### DATA FOR THIS TASK ###
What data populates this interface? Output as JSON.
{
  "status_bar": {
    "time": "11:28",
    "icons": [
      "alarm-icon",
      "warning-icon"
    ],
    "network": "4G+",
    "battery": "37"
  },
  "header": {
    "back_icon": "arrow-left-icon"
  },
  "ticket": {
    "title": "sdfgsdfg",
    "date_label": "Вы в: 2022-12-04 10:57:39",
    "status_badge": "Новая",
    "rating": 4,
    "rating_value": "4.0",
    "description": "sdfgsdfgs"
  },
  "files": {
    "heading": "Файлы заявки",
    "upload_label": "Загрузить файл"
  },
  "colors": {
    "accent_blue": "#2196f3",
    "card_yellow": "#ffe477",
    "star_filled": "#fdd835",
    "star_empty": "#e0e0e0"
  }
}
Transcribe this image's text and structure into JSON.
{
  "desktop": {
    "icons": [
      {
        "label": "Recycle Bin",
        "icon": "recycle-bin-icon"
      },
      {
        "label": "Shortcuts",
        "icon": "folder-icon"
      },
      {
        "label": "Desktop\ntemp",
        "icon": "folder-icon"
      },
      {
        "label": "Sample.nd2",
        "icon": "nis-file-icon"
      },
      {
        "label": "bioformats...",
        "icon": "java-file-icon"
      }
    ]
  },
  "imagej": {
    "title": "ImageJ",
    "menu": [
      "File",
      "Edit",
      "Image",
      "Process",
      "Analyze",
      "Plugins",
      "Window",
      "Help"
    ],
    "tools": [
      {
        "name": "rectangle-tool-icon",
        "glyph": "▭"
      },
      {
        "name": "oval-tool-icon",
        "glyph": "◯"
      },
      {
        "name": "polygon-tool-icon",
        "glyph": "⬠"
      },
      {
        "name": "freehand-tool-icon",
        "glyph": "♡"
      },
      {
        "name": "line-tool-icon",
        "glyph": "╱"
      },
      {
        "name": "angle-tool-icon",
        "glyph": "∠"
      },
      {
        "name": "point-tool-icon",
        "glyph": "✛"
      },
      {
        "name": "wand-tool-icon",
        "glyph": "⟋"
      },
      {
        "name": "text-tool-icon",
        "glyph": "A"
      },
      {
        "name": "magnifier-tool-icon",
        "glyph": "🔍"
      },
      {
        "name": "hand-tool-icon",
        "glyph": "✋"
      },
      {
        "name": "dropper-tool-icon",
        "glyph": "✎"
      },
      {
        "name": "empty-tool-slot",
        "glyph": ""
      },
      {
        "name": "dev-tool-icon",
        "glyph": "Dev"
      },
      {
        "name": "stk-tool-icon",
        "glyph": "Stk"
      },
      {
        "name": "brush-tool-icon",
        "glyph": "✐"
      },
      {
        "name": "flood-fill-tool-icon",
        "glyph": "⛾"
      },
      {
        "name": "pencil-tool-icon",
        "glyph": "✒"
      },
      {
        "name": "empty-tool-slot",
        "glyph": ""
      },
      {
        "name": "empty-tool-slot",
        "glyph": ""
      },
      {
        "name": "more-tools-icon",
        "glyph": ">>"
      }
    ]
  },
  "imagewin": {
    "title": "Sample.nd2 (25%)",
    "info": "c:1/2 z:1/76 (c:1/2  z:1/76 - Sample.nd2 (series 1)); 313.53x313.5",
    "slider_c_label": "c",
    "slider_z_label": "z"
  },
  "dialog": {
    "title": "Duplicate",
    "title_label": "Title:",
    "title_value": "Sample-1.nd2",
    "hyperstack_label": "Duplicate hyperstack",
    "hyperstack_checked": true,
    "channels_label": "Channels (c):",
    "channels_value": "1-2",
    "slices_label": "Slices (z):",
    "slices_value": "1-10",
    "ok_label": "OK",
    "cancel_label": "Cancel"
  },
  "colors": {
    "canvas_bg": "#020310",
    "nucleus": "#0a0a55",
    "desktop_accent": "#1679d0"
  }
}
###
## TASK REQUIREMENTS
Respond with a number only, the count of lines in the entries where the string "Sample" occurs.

## EXERCISE SOLUTION
4